Informing, or educating someone about their actions or words is another valuable response. In some situations, a person is not consciously aware that their words or actions are harmful. While this isn’t meant to absolve individuals of their responsibility to understand what actions are harmful, not responding reinforces that their actions are tolerated. We discuss in workshops a situation familiar to many, when a coworker uses language that everyone finds offensive, but no one speaks up about. In this situation, a colleague going through a divorce uses misogynistic language to describe his ex-wife, in front of all his coworkers. Having some responses ready to address language can be helpful:
That’s not appropriate for the workplace
You’re better than that
Intensify (boost the signal)
Finally, in situations where someone else speaks up as a bystander in response to bias or harassment, lending your voice of agreement is a powerful message to others about norms and expectations in the workplace. This is particularly significant for managers and supervisors, who have an impact on workplace climate by modeling expectations in behavior.
With a Little Practice/Guidance, Your Workplace Can Get This Right
Speaking up about inappropriate conduct in the workplace can have an outsized effect on workplace climate, and certainly on the colleagues who hear you take a stand. There’s a profound moment in bystander intervention trainings when participants realize that there is a specific action they can take to support their colleagues and change their work environment. As one participant recently put it, “I will practice being a better ally and bystander. I will try harder to be brave and call-out bad behavior. . .and also  avoid [inappropriate] responses I may be inclined to say myself.” Individual commitments like that one can go a long way towards changing workplace climate for the better.
Audrey Roofeh is the CEO of Mariana Strategies LLC, a workplace culture consulting firm based in Washington, DC.
 National Academies of Sciences, Engineering, and Medicine, Sexual Harassment of Women: Climate, Culture, and Consequences in Academic Sciences, Engineering, and Medicine. (2018), https://doi.org/10.17226/24994 (citing Willness, C. R., Steel, P., and Lee, K., A meta-analysis of the antecedents and consequences of workplace sexual harassment. (2007), Personnel Psychology. https://doi.org/10.1111/j.1744-6570.2007.00067.x.)

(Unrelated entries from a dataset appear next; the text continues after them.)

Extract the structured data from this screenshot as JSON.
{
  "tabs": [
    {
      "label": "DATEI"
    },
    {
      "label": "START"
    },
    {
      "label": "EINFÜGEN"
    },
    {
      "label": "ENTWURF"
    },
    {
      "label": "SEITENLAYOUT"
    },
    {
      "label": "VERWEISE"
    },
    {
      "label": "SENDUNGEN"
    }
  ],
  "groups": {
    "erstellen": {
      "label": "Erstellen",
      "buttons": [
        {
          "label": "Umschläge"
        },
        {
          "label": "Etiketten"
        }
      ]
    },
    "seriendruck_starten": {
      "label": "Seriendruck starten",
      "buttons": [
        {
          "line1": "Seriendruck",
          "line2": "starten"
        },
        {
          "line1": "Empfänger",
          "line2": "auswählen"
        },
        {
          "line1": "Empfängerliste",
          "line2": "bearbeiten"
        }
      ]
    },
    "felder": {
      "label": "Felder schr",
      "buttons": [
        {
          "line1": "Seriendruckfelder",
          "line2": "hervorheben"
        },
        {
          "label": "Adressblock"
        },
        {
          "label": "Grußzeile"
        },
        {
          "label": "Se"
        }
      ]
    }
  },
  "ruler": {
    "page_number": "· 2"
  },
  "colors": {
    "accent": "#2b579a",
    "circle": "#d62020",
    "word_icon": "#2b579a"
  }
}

 Written Testimony of Mindy E. Bergman, Workplace Harassment: Examining the Scope of the Problem and Potential Solutions, Meeting of the E.E.O.C. Select Task Force on the Study of Harassment in the Workplace (June 15, 2015), https://www.eeoc.gov/eeoc/task_force/harassment/testimony_bergman.cfm. (citing work of Charles A. O’Reilly & Jennifer A. Chatman, Culture as Social Control: Corporations, Cults, and Commitment, 18 Organizational Behav. 157 (1996)).
 NASEM, supra, note 1.
 NASEM, supra, note 1.
 NASEM, supra, note 1.
 EEOC, Select Task Force on the Study of Harassment in the Workplace Report of Co-Chairs Chai R. Feldblum & Victoria A. Lipnic, https://www.eeoc.gov/eeoc/task_force/harassment/report.cfm